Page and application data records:
::::::
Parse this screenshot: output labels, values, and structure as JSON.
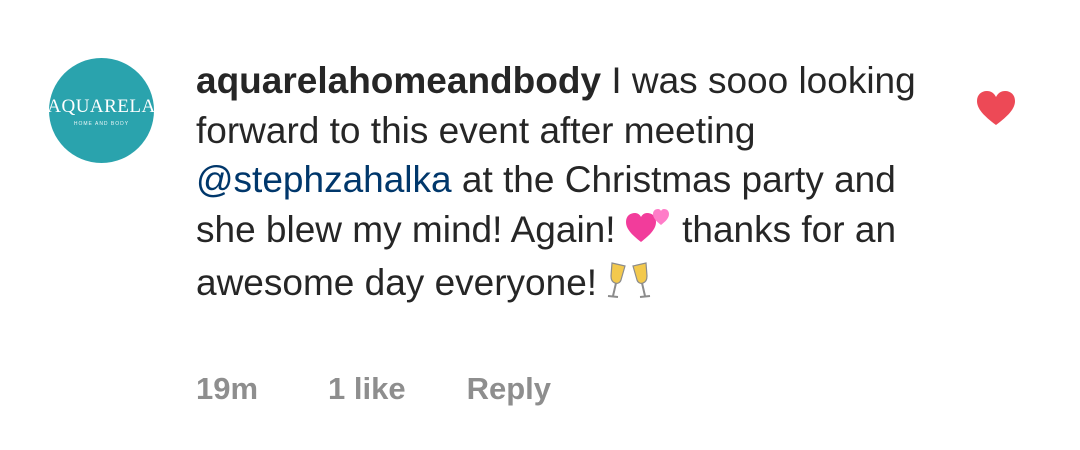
{
  "comment": {
    "avatar": {
      "wordmark": "AQUARELA",
      "tagline": "HOME AND BODY",
      "bg_color": "#2aa3ad"
    },
    "username": "aquarelahomeandbody",
    "text_1": "I was sooo looking forward to this event after meeting",
    "mention": "@stephzahalka",
    "text_2": "at the Christmas party and she blew my mind! Again!",
    "emoji_1": "two-hearts",
    "text_3": "thanks for an awesome day everyone!",
    "emoji_2": "clinking-glasses",
    "meta": {
      "time": "19m",
      "likes": "1 like",
      "reply": "Reply"
    },
    "like_icon": "heart-icon",
    "like_color": "#ed4956",
    "liked": true
  }
}
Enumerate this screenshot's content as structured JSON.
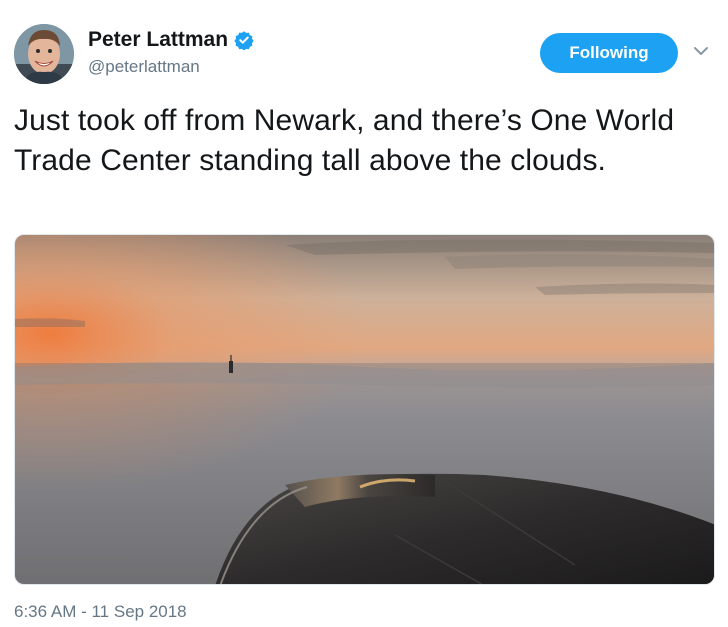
{
  "user": {
    "display_name": "Peter Lattman",
    "handle": "@peterlattman",
    "verified": true,
    "avatar_icon": "person-avatar"
  },
  "actions": {
    "follow_label": "Following",
    "more_icon": "chevron-down-icon"
  },
  "tweet": {
    "text": "Just took off from Newark, and there’s One World Trade Center standing tall above the clouds.",
    "media_description_icon": "photo",
    "timestamp": "6:36 AM - 11 Sep 2018"
  },
  "colors": {
    "accent": "#1da1f2",
    "text_primary": "#14171a",
    "text_secondary": "#657786"
  }
}
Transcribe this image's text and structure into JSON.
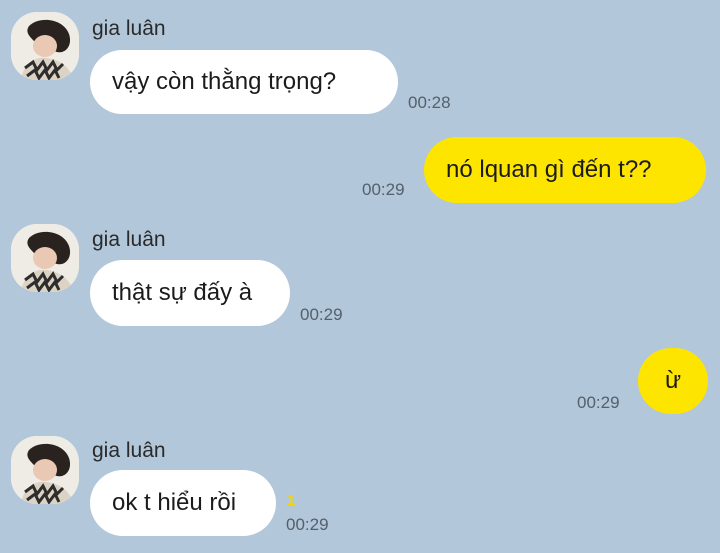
{
  "messages": [
    {
      "sender": "gia luân",
      "text": "vậy còn thằng trọng?",
      "time": "00:28"
    },
    {
      "text": "nó lquan gì đến t??",
      "time": "00:29"
    },
    {
      "sender": "gia luân",
      "text": "thật sự đấy à",
      "time": "00:29"
    },
    {
      "text": "ừ",
      "time": "00:29"
    },
    {
      "sender": "gia luân",
      "text": "ok t hiểu rồi",
      "time": "00:29",
      "unread": "1"
    }
  ],
  "colors": {
    "background": "#b2c7da",
    "incoming_bubble": "#ffffff",
    "outgoing_bubble": "#fee500",
    "timestamp": "#54606b",
    "unread_count": "#f5d400"
  },
  "icons": {
    "avatar": "profile-photo-avatar"
  }
}
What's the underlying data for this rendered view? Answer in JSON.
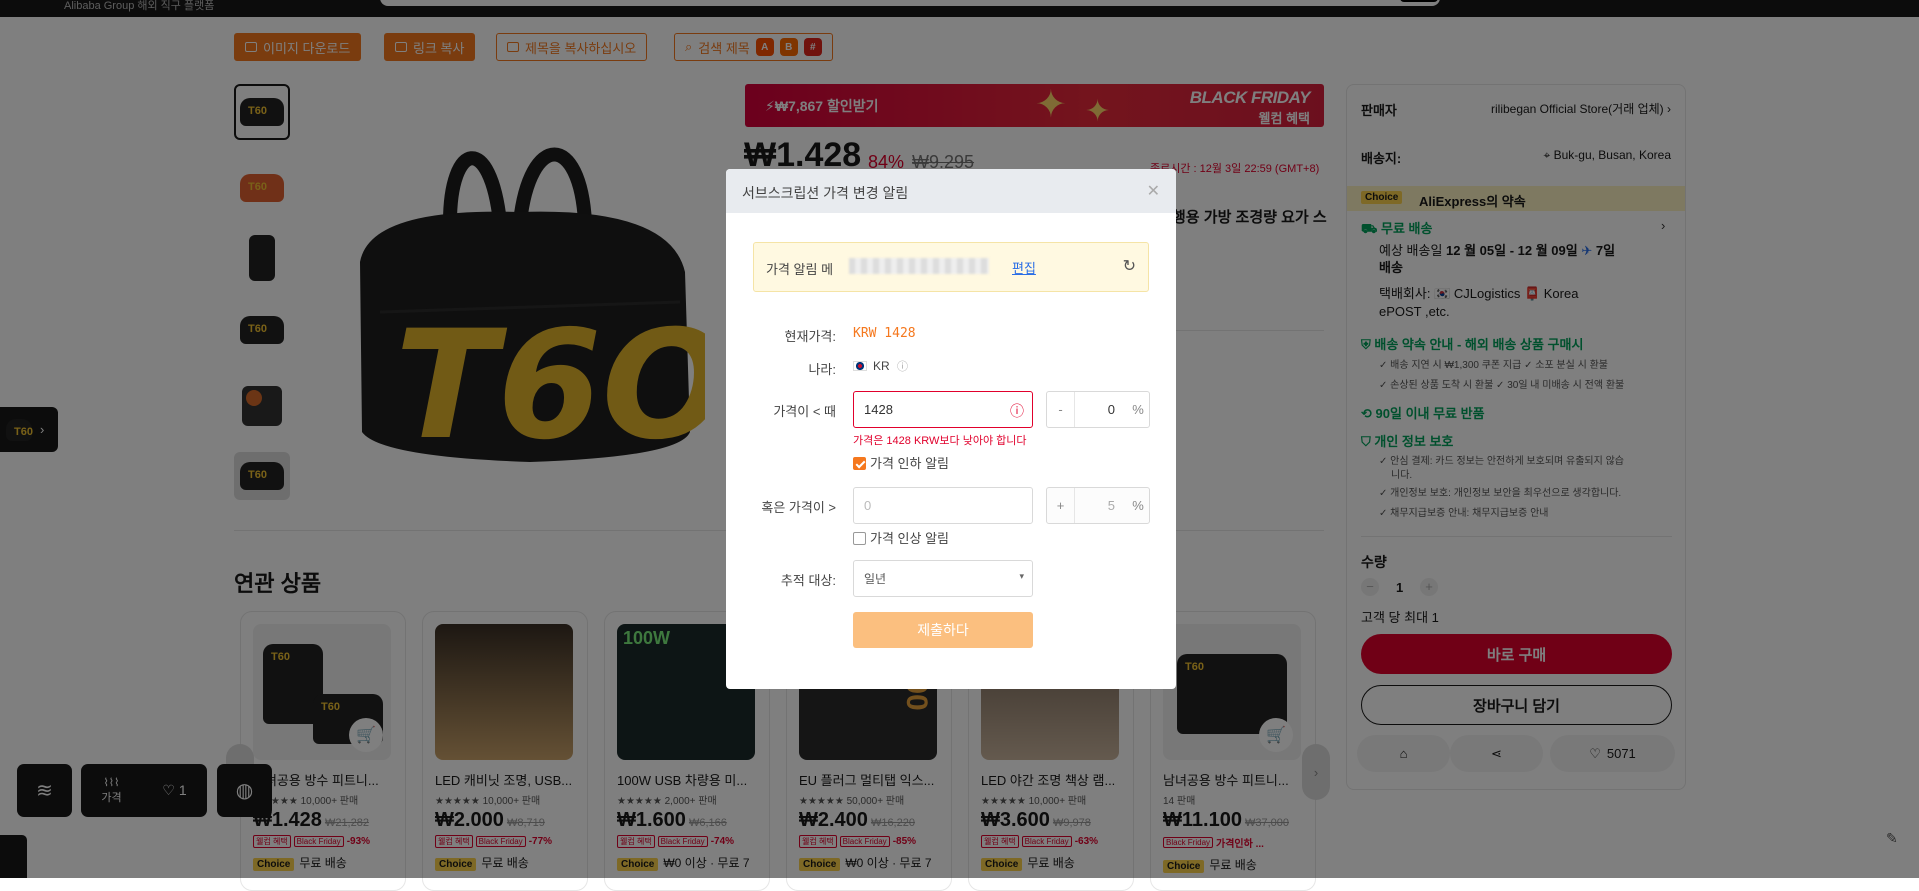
{
  "top": {
    "brand": "Alibaba Group 해외 직구 플랫폼"
  },
  "toolbar": {
    "download_images": "이미지 다운로드",
    "copy_link": "링크 복사",
    "copy_title": "제목을 복사하십시오",
    "search_title": "검색 제목",
    "icon_a": "A",
    "icon_b": "B",
    "icon_c": "#"
  },
  "promo": {
    "label": "⚡₩7,867 할인받기",
    "bf_title": "BLACK FRIDAY",
    "bf_sub": "웰컴 혜택"
  },
  "product": {
    "price": "₩1.428",
    "discount": "84%",
    "original_price": "₩9.295",
    "end_time": "종료시간 : 12월 3일 22:59 (GMT+8)",
    "title_fragment": "행용 가방 조경량 요가 스"
  },
  "related": {
    "heading": "연관 상품",
    "cards": [
      {
        "name": "남녀공용 방수 피트니...",
        "rating": "★★★★★ 10,000+ 판매",
        "price": "₩1.428",
        "orig": "₩21,282",
        "pct": "-93%",
        "choice": "무료 배송"
      },
      {
        "name": "LED 캐비닛 조명, USB...",
        "rating": "★★★★★ 10,000+ 판매",
        "price": "₩2.000",
        "orig": "₩8,719",
        "pct": "-77%",
        "choice": "무료 배송"
      },
      {
        "name": "100W USB 차량용 미...",
        "rating": "★★★★★ 2,000+ 판매",
        "price": "₩1.600",
        "orig": "₩6,166",
        "pct": "-74%",
        "choice": "₩0 이상 · 무료 7"
      },
      {
        "name": "EU 플러그 멀티탭 익스...",
        "rating": "★★★★★ 50,000+ 판매",
        "price": "₩2.400",
        "orig": "₩16,220",
        "pct": "-85%",
        "choice": "₩0 이상 · 무료 7"
      },
      {
        "name": "LED 야간 조명 책상 램...",
        "rating": "★★★★★ 10,000+ 판매",
        "price": "₩3.600",
        "orig": "₩9,978",
        "pct": "-63%",
        "choice": "무료 배송"
      },
      {
        "name": "남녀공용 방수 피트니...",
        "rating": "14 판매",
        "price": "₩11.100",
        "orig": "₩37,000",
        "pct": "가격인하 ...",
        "choice": "무료 배송"
      }
    ],
    "tag_welcome": "웰컴 혜택",
    "tag_bf": "Black Friday",
    "choice_badge": "Choice"
  },
  "side": {
    "seller_label": "판매자",
    "seller_name": "rilibegan Official Store(거래 업체)",
    "ship_label": "배송지:",
    "ship_location": "Buk-gu, Busan, Korea",
    "choice_badge": "Choice",
    "choice_promise": "AliExpress의 약속",
    "free_ship": "무료 배송",
    "est_prefix": "예상 배송일 ",
    "est_dates": "12 월 05일 - 12 월 09일",
    "est_days": "7일",
    "est_suffix": "배송",
    "courier_line1": "택배회사: 🇰🇷 CJLogistics 📮 Korea",
    "courier_line2": "ePOST ,etc.",
    "promise_title": "배송 약속 안내 - 해외 배송 상품 구매시",
    "promise_a": "✓ 배송 지연 시 ₩1,300 쿠폰 지급  ✓ 소포 분실 시 환불",
    "promise_b": "✓ 손상된 상품 도착 시 환불  ✓ 30일 내 미배송 시 전액 환불",
    "return": "90일 이내 무료 반품",
    "privacy": "개인 정보 보호",
    "priv_a": "✓ 안심 결제: 카드 정보는 안전하게 보호되며 유출되지 않습",
    "priv_a2": "니다.",
    "priv_b": "✓ 개인정보 보호: 개인정보 보안을 최우선으로 생각합니다.",
    "priv_c": "✓ 채무지급보증 안내: 채무지급보증 안내",
    "qty_label": "수량",
    "qty": "1",
    "max_per": "고객 당 최대 1",
    "buy_now": "바로 구매",
    "add_cart": "장바구니 담기",
    "like_count": "5071"
  },
  "bottom": {
    "price_label": "가격",
    "like": "1"
  },
  "modal": {
    "title": "서브스크립션 가격 변경 알림",
    "note_prefix": "가격 알림 메",
    "edit": "편집",
    "current_label": "현재가격:",
    "current_value": "KRW 1428",
    "country_label": "나라:",
    "country_value": "KR",
    "below_label": "가격이 < 때",
    "below_value": "1428",
    "pct_minus": "-",
    "pct_minus_value": "0",
    "pct_sign": "%",
    "error": "가격은 1428 KRW보다 낮아야 합니다",
    "drop_alert": "가격 인하 알림",
    "above_label": "혹은 가격이 >",
    "above_placeholder": "0",
    "pct_plus": "+",
    "pct_plus_value": "5",
    "rise_alert": "가격 인상 알림",
    "track_label": "추적 대상:",
    "track_value": "일년",
    "submit": "제출하다"
  }
}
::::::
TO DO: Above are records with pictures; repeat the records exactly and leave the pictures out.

WRITTEN SOLUTION:
Parse this screenshot: output labels, values, and structure as JSON.
{
  "comment": {
    "avatar": {
      "wordmark": "AQUARELA",
      "tagline": "HOME AND BODY",
      "bg_color": "#2aa3ad"
    },
    "username": "aquarelahomeandbody",
    "text_1": "I was sooo looking forward to this event after meeting",
    "mention": "@stephzahalka",
    "text_2": "at the Christmas party and she blew my mind! Again!",
    "emoji_1": "two-hearts",
    "text_3": "thanks for an awesome day everyone!",
    "emoji_2": "clinking-glasses",
    "meta": {
      "time": "19m",
      "likes": "1 like",
      "reply": "Reply"
    },
    "like_icon": "heart-icon",
    "like_color": "#ed4956",
    "liked": true
  }
}
Enumerate this screenshot's content as structured JSON.
{
  "user": {
    "display_name": "Peter Lattman",
    "handle": "@peterlattman",
    "verified": true,
    "avatar_icon": "person-avatar"
  },
  "actions": {
    "follow_label": "Following",
    "more_icon": "chevron-down-icon"
  },
  "tweet": {
    "text": "Just took off from Newark, and there’s One World Trade Center standing tall above the clouds.",
    "media_description_icon": "photo",
    "timestamp": "6:36 AM - 11 Sep 2018"
  },
  "colors": {
    "accent": "#1da1f2",
    "text_primary": "#14171a",
    "text_secondary": "#657786"
  }
}
Transcribe this image's text and structure into JSON.
{
  "messages": [
    {
      "sender": "gia luân",
      "text": "vậy còn thằng trọng?",
      "time": "00:28"
    },
    {
      "text": "nó lquan gì đến t??",
      "time": "00:29"
    },
    {
      "sender": "gia luân",
      "text": "thật sự đấy à",
      "time": "00:29"
    },
    {
      "text": "ừ",
      "time": "00:29"
    },
    {
      "sender": "gia luân",
      "text": "ok t hiểu rồi",
      "time": "00:29",
      "unread": "1"
    }
  ],
  "colors": {
    "background": "#b2c7da",
    "incoming_bubble": "#ffffff",
    "outgoing_bubble": "#fee500",
    "timestamp": "#54606b",
    "unread_count": "#f5d400"
  },
  "icons": {
    "avatar": "profile-photo-avatar"
  }
}
What's the underlying data for this rendered view? Answer in JSON.
{
  "top": {
    "brand": "Alibaba Group 해외 직구 플랫폼"
  },
  "toolbar": {
    "download_images": "이미지 다운로드",
    "copy_link": "링크 복사",
    "copy_title": "제목을 복사하십시오",
    "search_title": "검색 제목",
    "icon_a": "A",
    "icon_b": "B",
    "icon_c": "#"
  },
  "promo": {
    "label": "⚡₩7,867 할인받기",
    "bf_title": "BLACK FRIDAY",
    "bf_sub": "웰컴 혜택"
  },
  "product": {
    "price": "₩1.428",
    "discount": "84%",
    "original_price": "₩9.295",
    "end_time": "종료시간 : 12월 3일 22:59 (GMT+8)",
    "title_fragment": "행용 가방 조경량 요가 스"
  },
  "related": {
    "heading": "연관 상품",
    "cards": [
      {
        "name": "남녀공용 방수 피트니...",
        "rating": "★★★★★ 10,000+ 판매",
        "price": "₩1.428",
        "orig": "₩21,282",
        "pct": "-93%",
        "choice": "무료 배송"
      },
      {
        "name": "LED 캐비닛 조명, USB...",
        "rating": "★★★★★ 10,000+ 판매",
        "price": "₩2.000",
        "orig": "₩8,719",
        "pct": "-77%",
        "choice": "무료 배송"
      },
      {
        "name": "100W USB 차량용 미...",
        "rating": "★★★★★ 2,000+ 판매",
        "price": "₩1.600",
        "orig": "₩6,166",
        "pct": "-74%",
        "choice": "₩0 이상 · 무료 7"
      },
      {
        "name": "EU 플러그 멀티탭 익스...",
        "rating": "★★★★★ 50,000+ 판매",
        "price": "₩2.400",
        "orig": "₩16,220",
        "pct": "-85%",
        "choice": "₩0 이상 · 무료 7"
      },
      {
        "name": "LED 야간 조명 책상 램...",
        "rating": "★★★★★ 10,000+ 판매",
        "price": "₩3.600",
        "orig": "₩9,978",
        "pct": "-63%",
        "choice": "무료 배송"
      },
      {
        "name": "남녀공용 방수 피트니...",
        "rating": "14 판매",
        "price": "₩11.100",
        "orig": "₩37,000",
        "pct": "가격인하 ...",
        "choice": "무료 배송"
      }
    ],
    "tag_welcome": "웰컴 혜택",
    "tag_bf": "Black Friday",
    "choice_badge": "Choice"
  },
  "side": {
    "seller_label": "판매자",
    "seller_name": "rilibegan Official Store(거래 업체)",
    "ship_label": "배송지:",
    "ship_location": "Buk-gu, Busan, Korea",
    "choice_badge": "Choice",
    "choice_promise": "AliExpress의 약속",
    "free_ship": "무료 배송",
    "est_prefix": "예상 배송일 ",
    "est_dates": "12 월 05일 - 12 월 09일",
    "est_days": "7일",
    "est_suffix": "배송",
    "courier_line1": "택배회사: 🇰🇷 CJLogistics 📮 Korea",
    "courier_line2": "ePOST ,etc.",
    "promise_title": "배송 약속 안내 - 해외 배송 상품 구매시",
    "promise_a": "✓ 배송 지연 시 ₩1,300 쿠폰 지급  ✓ 소포 분실 시 환불",
    "promise_b": "✓ 손상된 상품 도착 시 환불  ✓ 30일 내 미배송 시 전액 환불",
    "return": "90일 이내 무료 반품",
    "privacy": "개인 정보 보호",
    "priv_a": "✓ 안심 결제: 카드 정보는 안전하게 보호되며 유출되지 않습",
    "priv_a2": "니다.",
    "priv_b": "✓ 개인정보 보호: 개인정보 보안을 최우선으로 생각합니다.",
    "priv_c": "✓ 채무지급보증 안내: 채무지급보증 안내",
    "qty_label": "수량",
    "qty": "1",
    "max_per": "고객 당 최대 1",
    "buy_now": "바로 구매",
    "add_cart": "장바구니 담기",
    "like_count": "5071"
  },
  "bottom": {
    "price_label": "가격",
    "like": "1"
  },
  "modal": {
    "title": "서브스크립션 가격 변경 알림",
    "note_prefix": "가격 알림 메",
    "edit": "편집",
    "current_label": "현재가격:",
    "current_value": "KRW 1428",
    "country_label": "나라:",
    "country_value": "KR",
    "below_label": "가격이 < 때",
    "below_value": "1428",
    "pct_minus": "-",
    "pct_minus_value": "0",
    "pct_sign": "%",
    "error": "가격은 1428 KRW보다 낮아야 합니다",
    "drop_alert": "가격 인하 알림",
    "above_label": "혹은 가격이 >",
    "above_placeholder": "0",
    "pct_plus": "+",
    "pct_plus_value": "5",
    "rise_alert": "가격 인상 알림",
    "track_label": "추적 대상:",
    "track_value": "일년",
    "submit": "제출하다"
  }
}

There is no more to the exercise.